Harker journalism program hosts Summit High School journalists for photography class


Irina Malyugina

Director of Journalism Ellen Austin explains the fundamentals of DSLR photography to visiting journalism students from Summit High School. The Summit students arrived during lunch and stayed through third period, where they participated in a photo scavenger hunt with Harker students.

by Arushi Saxena and Sara Yen

Encapsulating a fairy tale aura, a colorful gnome figurine stands out in defined focus in contrast to the blurrier leafy surroundings, an effect produced by bokeh, the out-of-focus result in photos using certain lenses.

Students captured this mystical woodland scene in a joint scavenger hunt between the journalism program and Summit High School’s journalism program, who came to visit the upper school on Feb. 24.

After meeting at a journalism conference, Liz DeOrnellas, the adviser of Summit High School’s journalism program and Ellen Austin, Harker’s Director of Journalism, decided that organizing field trips where their two staffs could interact would be a good way to start cross-school collaboration.

“It is always really inspiring to see people being able to collaborate together.
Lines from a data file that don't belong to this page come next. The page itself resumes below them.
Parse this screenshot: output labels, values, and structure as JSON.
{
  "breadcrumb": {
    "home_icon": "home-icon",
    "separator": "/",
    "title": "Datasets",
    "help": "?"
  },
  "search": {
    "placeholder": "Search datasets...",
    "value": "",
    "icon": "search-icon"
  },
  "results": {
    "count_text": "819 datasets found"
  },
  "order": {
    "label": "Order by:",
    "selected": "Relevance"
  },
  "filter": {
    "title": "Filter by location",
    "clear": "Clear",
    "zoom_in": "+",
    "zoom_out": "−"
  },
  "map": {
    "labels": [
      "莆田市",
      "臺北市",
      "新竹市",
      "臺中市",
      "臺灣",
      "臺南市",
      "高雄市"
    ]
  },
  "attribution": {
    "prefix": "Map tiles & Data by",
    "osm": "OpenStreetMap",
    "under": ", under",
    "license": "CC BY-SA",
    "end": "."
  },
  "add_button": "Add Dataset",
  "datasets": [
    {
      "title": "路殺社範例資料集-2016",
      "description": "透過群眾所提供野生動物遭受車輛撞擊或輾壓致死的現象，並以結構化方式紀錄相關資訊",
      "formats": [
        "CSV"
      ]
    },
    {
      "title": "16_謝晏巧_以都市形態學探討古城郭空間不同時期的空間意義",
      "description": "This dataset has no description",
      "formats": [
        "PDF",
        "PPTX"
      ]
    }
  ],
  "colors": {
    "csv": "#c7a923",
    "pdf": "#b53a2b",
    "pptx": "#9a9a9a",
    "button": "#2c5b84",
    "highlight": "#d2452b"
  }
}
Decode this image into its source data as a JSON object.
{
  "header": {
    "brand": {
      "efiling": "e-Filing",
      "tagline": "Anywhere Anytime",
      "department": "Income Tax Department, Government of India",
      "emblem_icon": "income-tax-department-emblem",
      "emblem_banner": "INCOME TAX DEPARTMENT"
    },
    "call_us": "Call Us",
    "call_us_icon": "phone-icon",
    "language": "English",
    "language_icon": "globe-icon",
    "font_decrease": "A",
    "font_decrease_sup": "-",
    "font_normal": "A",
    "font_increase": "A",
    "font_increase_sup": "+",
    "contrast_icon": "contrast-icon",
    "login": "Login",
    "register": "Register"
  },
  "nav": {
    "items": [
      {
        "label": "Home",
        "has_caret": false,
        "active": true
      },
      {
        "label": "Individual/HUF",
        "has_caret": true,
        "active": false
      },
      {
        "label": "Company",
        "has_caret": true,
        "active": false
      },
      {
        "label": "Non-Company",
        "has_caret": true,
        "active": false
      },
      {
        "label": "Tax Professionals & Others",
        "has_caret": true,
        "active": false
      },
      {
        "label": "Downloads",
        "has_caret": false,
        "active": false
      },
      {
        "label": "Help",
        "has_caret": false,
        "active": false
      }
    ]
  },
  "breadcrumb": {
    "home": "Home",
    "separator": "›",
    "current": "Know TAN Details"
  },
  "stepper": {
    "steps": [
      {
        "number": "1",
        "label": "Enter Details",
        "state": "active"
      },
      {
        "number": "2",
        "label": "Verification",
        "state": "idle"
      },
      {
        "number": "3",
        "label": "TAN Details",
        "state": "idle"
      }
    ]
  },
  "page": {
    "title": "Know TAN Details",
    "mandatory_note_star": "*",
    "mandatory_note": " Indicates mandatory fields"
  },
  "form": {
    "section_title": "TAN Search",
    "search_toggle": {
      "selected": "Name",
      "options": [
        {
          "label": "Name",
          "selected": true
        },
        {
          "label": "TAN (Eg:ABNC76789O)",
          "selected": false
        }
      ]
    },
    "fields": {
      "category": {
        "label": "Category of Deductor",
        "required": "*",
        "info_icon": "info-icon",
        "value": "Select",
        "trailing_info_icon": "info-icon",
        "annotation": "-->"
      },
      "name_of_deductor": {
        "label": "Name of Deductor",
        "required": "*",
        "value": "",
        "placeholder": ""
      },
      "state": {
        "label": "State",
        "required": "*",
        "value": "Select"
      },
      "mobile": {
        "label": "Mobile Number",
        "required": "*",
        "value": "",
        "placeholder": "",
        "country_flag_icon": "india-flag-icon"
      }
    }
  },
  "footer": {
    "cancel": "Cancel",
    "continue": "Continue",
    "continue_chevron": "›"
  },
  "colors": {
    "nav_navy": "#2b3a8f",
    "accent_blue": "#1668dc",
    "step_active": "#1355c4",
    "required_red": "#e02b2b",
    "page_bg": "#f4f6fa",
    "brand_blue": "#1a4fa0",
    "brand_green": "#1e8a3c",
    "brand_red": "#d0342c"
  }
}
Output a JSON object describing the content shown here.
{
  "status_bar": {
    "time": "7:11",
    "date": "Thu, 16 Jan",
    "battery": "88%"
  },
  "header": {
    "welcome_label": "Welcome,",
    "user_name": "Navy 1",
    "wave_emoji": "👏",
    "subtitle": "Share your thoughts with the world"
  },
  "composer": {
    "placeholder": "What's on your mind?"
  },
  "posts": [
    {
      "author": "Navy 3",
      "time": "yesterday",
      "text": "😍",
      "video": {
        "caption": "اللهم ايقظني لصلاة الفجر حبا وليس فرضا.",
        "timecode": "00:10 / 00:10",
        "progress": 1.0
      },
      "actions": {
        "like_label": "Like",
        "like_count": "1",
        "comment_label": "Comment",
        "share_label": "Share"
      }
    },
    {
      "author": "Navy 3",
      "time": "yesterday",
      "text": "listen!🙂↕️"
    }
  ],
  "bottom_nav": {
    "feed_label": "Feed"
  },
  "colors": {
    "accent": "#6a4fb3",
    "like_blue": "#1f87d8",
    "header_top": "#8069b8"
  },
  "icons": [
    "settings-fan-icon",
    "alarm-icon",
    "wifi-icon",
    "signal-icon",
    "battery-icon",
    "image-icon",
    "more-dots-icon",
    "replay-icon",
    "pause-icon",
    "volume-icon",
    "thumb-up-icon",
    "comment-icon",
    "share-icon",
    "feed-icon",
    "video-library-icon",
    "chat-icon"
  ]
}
We’re really grateful for Ms. Austin, helping us out with some of her photography expertise,” DeOrnellas said. “[I hoped] that this experience would be a good mix of learning technical skills, but also the ability to meet other dedicated student journalists in of itself is a really good opportunity.”

Student journalists from the Summit School arrived during lunch, where they were divided into small groups, with two students assigned to three to five Harker journalists. After getting lunch, they sat down to look through copies of the Winged Post, the upper school’s student newspaper, while both staffs got to know each other.

After lunch, students from the visiting school attended third period journalism, where they participated in a photo scavenger hunt where they were able to practice modulating the different functions of DSLRs, digital single-lens reflex cameras. Working with Harker journalists to adjust settings and refine their camera skills, Summit journalists brushed up on old skills and acquired new ones too.

“[My] main takeaway was that there’s a lot more that I need to learn about aperture and shutter speed and depth-of-field that I should probably refresh myself on,” Keith Dinh, a junior from Summit High school, said.

After their photo exercise, Summit students recapped their day at the upper school and waved their new friends goodbye as they departed at the beginning of fourth period. Eric Fang (12), the editor-in-chief of the Winged Post, expressed the benefit of meeting other students and schools.

“It’s a really good chance to interact with other schools and learn what other people are doing outside of our own staff and listen to their ideas and how their staff operates as well,” Eric said.